have known better days
To be or look particularly shabby, ill-kept, or in poor condition. Well, this car has known better days, but it's been reliable for me since the day I bought it twenty years ago. The poor guy who runs the building is a sweet fellow, but he has certainly known better days by the looks of him.
if the truth were known
Prov. if people knew how something really was, instead of how it appears to be. If the truth were known, people wouldn't shop at that store. Its owners aren't as honest as they seem. Sam: You're always polite to Fred, but you don't really like him, do you? Alan: Well, no, if the truth were known.
knew it was comingand (had) known it was coming
to have expected in advance that something was to happen. I shouldn't act surprised. I knew it was coming. It's his own fault. He should have known it was coming.
something that is generally recognized as a fact. That grass is green is a known fact. It is a known fact that John was in Chicago on the night of the murder.
someone whose character, personality, and behavior are recognized and understood. We need not worry about how John will behave. He is a known quantity. Lisa is a known quantity and I am sure she will not surprise us by voting with the opposition.
man is known by the company he keeps
Prov. A person tends to associate with people who are like him or her. Son, when you go away to school, spend your time with serious people; don't hang around with people who go to parties all the time. A man is known by the company he keeps. If you want to know what kind of person George is, look at his friends. A man is known by the company he keeps.
not know where to turnand not know which way to turn
to have no idea about what to do (about something). I was so confused I didn't know where to turn. We needed help, but we didn't know which way to turn.
tree is known by its fruit
Prov. People judge your character by what you do. (Biblical.) The politician may say she believes in more spending on child care, but the tree is known by its fruit; she hasn't voted for a single measure that would help.
not know where to turn
Also, not know which way to jump or turn . Have no idea of how to get help or what course to take.
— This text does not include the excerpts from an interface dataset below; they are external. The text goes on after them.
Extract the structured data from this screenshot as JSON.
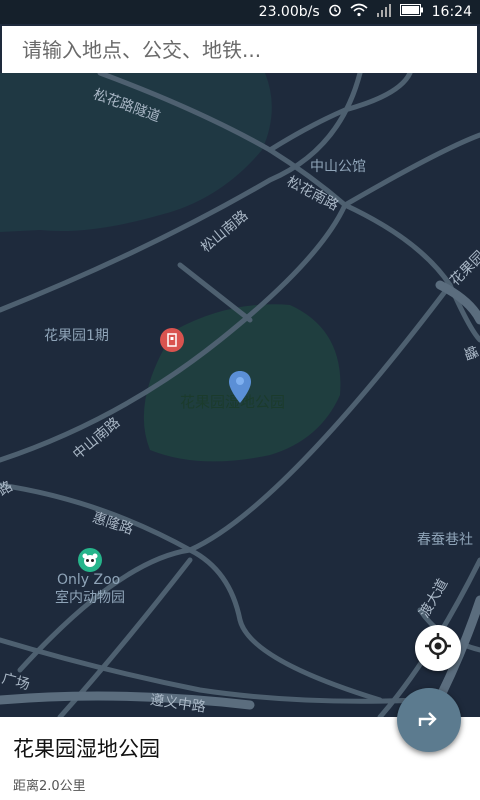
{
  "status_bar": {
    "speed": "23.00b/s",
    "time": "16:24",
    "icons": [
      "alarm-icon",
      "wifi-icon",
      "signal-icon",
      "battery-icon"
    ]
  },
  "search": {
    "placeholder": "请输入地点、公交、地铁..."
  },
  "map": {
    "labels": {
      "songhua_tunnel": "松花路隧道",
      "zhongshan_hall": "中山公馆",
      "songhua_south": "松花南路",
      "songshan_south": "松山南路",
      "huaguo_right": "花果园",
      "huaguo_phase1": "花果园1期",
      "park_name": "花果园湿地公园",
      "zhongshan_south": "中山南路",
      "huilong_road": "惠隆路",
      "only_zoo": "Only Zoo",
      "indoor_zoo": "室内动物园",
      "chuncan_lane": "春蚕巷社",
      "zunyi_road": "遵义中路",
      "left_edge_a": "路",
      "left_edge_b": "广场",
      "right_edge_top": "蟠",
      "right_edge_bottom": "渡大道"
    },
    "colors": {
      "background": "#1e2a3c",
      "water": "#1f3843",
      "park": "#1f3e3f",
      "road": "#4e6070",
      "major_road": "#5b6d7e",
      "pin": "#5b8fd6",
      "hospital_poi": "#d9534f",
      "zoo_poi": "#26b58b"
    }
  },
  "controls": {
    "locate_icon": "crosshair-icon",
    "route_icon": "route-arrow-icon"
  },
  "place": {
    "name": "花果园湿地公园",
    "distance": "距离2.0公里"
  }
}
For example, With all these offers coming in, he didn't know where to turn, or When her car was towed, Meg was distraught and did not know which way to jump. The first phrase dates from about 1400.